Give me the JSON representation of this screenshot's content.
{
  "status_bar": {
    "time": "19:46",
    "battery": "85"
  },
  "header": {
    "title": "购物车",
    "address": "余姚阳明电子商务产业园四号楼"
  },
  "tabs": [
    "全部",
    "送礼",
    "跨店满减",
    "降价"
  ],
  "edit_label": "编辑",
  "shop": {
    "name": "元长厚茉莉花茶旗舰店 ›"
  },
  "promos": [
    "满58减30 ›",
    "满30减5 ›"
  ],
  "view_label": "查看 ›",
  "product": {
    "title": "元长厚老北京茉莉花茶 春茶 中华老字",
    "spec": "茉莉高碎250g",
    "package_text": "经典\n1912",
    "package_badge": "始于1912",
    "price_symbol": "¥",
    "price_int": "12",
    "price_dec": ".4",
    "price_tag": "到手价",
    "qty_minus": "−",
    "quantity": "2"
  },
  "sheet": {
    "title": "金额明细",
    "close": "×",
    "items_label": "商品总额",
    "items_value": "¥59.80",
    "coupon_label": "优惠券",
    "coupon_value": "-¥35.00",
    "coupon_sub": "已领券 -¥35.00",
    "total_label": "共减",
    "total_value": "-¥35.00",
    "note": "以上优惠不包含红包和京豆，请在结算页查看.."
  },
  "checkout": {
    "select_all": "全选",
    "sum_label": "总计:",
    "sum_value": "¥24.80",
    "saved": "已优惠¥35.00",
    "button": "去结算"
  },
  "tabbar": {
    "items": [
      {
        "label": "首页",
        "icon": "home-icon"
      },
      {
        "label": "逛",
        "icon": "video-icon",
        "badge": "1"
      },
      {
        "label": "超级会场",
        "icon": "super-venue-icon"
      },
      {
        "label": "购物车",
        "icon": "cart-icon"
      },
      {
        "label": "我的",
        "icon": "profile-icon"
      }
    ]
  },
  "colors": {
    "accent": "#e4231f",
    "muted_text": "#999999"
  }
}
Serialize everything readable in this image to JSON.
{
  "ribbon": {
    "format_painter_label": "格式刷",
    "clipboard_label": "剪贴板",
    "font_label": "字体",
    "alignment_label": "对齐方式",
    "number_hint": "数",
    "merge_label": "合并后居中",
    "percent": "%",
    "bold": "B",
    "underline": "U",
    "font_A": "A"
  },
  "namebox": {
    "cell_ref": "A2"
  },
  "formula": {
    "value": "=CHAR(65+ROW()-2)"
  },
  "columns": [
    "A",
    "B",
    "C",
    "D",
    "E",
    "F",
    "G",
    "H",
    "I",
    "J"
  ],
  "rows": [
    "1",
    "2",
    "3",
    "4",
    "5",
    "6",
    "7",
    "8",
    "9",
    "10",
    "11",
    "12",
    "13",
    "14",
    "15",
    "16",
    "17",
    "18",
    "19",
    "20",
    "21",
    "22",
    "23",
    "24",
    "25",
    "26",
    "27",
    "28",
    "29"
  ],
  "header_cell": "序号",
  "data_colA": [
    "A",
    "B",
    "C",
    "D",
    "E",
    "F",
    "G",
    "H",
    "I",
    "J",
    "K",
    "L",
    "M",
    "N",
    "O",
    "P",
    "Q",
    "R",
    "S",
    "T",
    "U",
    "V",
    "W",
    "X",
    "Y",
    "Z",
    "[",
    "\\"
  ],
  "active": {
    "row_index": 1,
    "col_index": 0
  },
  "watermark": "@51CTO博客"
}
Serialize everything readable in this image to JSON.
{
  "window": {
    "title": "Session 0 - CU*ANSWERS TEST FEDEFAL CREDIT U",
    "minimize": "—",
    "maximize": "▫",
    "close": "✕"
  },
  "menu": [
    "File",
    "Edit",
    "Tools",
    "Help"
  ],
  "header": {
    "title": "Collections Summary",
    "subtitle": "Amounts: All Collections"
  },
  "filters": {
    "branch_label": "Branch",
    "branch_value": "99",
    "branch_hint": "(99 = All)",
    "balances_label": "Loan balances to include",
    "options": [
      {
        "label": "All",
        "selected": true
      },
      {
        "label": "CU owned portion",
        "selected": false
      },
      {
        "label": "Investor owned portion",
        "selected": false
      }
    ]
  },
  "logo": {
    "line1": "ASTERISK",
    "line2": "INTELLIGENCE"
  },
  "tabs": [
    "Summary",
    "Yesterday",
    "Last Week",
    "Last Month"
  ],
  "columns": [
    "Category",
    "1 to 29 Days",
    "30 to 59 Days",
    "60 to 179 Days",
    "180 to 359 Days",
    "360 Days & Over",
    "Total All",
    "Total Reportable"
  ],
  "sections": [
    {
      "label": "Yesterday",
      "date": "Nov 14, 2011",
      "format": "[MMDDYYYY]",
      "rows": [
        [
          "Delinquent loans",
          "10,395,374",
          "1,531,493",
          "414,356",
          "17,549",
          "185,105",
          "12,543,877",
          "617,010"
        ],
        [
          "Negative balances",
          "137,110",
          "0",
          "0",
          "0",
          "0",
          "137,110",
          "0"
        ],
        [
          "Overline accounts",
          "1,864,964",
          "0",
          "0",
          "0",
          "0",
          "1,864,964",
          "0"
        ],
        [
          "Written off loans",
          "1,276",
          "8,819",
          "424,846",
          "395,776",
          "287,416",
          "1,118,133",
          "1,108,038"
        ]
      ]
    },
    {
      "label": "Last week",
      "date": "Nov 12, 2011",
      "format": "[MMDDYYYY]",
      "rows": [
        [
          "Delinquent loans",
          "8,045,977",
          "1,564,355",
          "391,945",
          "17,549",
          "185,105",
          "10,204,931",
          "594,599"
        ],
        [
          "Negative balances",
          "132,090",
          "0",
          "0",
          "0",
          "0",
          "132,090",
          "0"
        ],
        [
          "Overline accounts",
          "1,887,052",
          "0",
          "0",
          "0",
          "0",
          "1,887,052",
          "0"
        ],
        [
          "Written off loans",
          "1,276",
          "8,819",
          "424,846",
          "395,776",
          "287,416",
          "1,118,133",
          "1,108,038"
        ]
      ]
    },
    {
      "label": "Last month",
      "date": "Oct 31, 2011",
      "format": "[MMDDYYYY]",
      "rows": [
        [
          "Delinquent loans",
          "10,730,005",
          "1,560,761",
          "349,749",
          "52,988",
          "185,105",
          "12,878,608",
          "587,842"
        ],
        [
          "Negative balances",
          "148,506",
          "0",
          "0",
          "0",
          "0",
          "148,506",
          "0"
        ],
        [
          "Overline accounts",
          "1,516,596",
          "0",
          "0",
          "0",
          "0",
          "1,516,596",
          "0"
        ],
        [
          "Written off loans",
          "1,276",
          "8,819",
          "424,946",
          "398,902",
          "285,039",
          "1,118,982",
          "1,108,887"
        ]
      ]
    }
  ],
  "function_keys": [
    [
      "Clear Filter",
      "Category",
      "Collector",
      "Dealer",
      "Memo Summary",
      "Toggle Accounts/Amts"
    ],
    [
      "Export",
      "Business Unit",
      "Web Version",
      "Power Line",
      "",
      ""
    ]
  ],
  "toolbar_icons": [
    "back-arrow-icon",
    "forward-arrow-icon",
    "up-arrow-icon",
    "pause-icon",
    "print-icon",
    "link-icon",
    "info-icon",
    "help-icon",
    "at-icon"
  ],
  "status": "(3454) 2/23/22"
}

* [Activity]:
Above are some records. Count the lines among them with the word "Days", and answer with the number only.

* [Solution to this problem]:
5